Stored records
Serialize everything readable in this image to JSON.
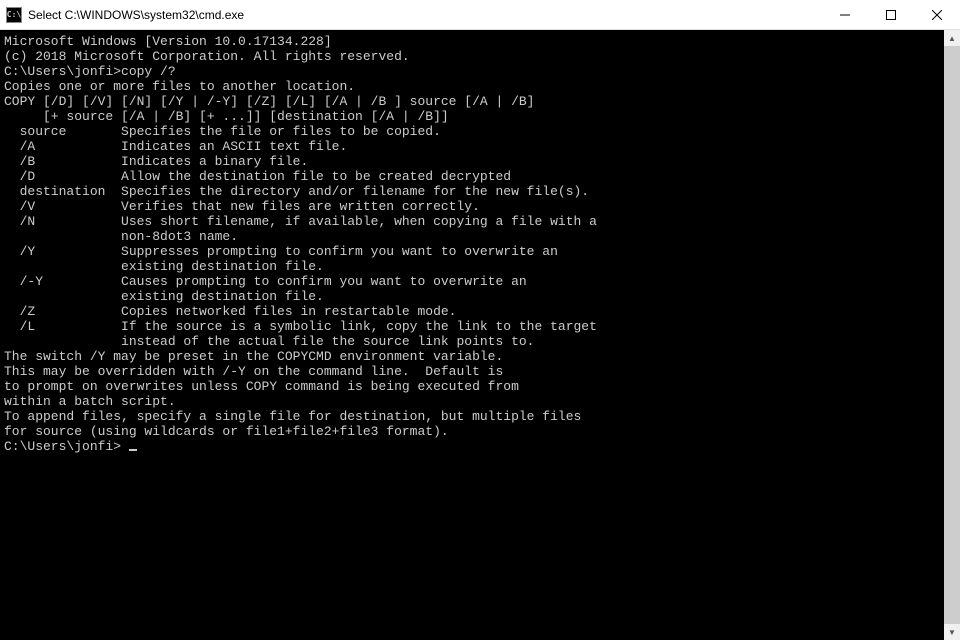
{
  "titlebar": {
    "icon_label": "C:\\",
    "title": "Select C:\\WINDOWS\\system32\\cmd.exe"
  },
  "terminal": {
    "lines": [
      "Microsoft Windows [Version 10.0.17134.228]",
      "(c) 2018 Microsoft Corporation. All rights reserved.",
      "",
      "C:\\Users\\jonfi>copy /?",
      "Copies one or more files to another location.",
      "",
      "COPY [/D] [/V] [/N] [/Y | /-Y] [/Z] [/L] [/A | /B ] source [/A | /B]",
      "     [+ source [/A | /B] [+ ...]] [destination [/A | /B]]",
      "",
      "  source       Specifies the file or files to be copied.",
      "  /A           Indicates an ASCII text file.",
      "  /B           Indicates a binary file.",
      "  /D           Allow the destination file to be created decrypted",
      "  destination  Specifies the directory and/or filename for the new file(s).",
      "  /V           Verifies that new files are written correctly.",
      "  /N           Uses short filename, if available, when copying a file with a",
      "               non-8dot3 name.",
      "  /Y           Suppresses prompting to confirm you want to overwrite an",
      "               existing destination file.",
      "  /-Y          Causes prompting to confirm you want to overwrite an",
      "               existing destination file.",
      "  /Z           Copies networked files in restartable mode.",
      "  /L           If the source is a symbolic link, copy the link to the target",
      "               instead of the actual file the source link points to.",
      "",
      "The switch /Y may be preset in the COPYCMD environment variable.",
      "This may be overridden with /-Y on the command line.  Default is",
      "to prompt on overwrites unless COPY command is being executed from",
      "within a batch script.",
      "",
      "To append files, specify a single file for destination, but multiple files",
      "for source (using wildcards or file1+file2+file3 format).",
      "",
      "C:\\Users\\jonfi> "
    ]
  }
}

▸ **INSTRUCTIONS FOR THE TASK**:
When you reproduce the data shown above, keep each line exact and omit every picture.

▸ **ANSWER FOR THE TASK**:
Serialize everything readable in this image to JSON.
{
  "titlebar": {
    "icon_label": "C:\\",
    "title": "Select C:\\WINDOWS\\system32\\cmd.exe"
  },
  "terminal": {
    "lines": [
      "Microsoft Windows [Version 10.0.17134.228]",
      "(c) 2018 Microsoft Corporation. All rights reserved.",
      "",
      "C:\\Users\\jonfi>copy /?",
      "Copies one or more files to another location.",
      "",
      "COPY [/D] [/V] [/N] [/Y | /-Y] [/Z] [/L] [/A | /B ] source [/A | /B]",
      "     [+ source [/A | /B] [+ ...]] [destination [/A | /B]]",
      "",
      "  source       Specifies the file or files to be copied.",
      "  /A           Indicates an ASCII text file.",
      "  /B           Indicates a binary file.",
      "  /D           Allow the destination file to be created decrypted",
      "  destination  Specifies the directory and/or filename for the new file(s).",
      "  /V           Verifies that new files are written correctly.",
      "  /N           Uses short filename, if available, when copying a file with a",
      "               non-8dot3 name.",
      "  /Y           Suppresses prompting to confirm you want to overwrite an",
      "               existing destination file.",
      "  /-Y          Causes prompting to confirm you want to overwrite an",
      "               existing destination file.",
      "  /Z           Copies networked files in restartable mode.",
      "  /L           If the source is a symbolic link, copy the link to the target",
      "               instead of the actual file the source link points to.",
      "",
      "The switch /Y may be preset in the COPYCMD environment variable.",
      "This may be overridden with /-Y on the command line.  Default is",
      "to prompt on overwrites unless COPY command is being executed from",
      "within a batch script.",
      "",
      "To append files, specify a single file for destination, but multiple files",
      "for source (using wildcards or file1+file2+file3 format).",
      "",
      "C:\\Users\\jonfi> "
    ]
  }
}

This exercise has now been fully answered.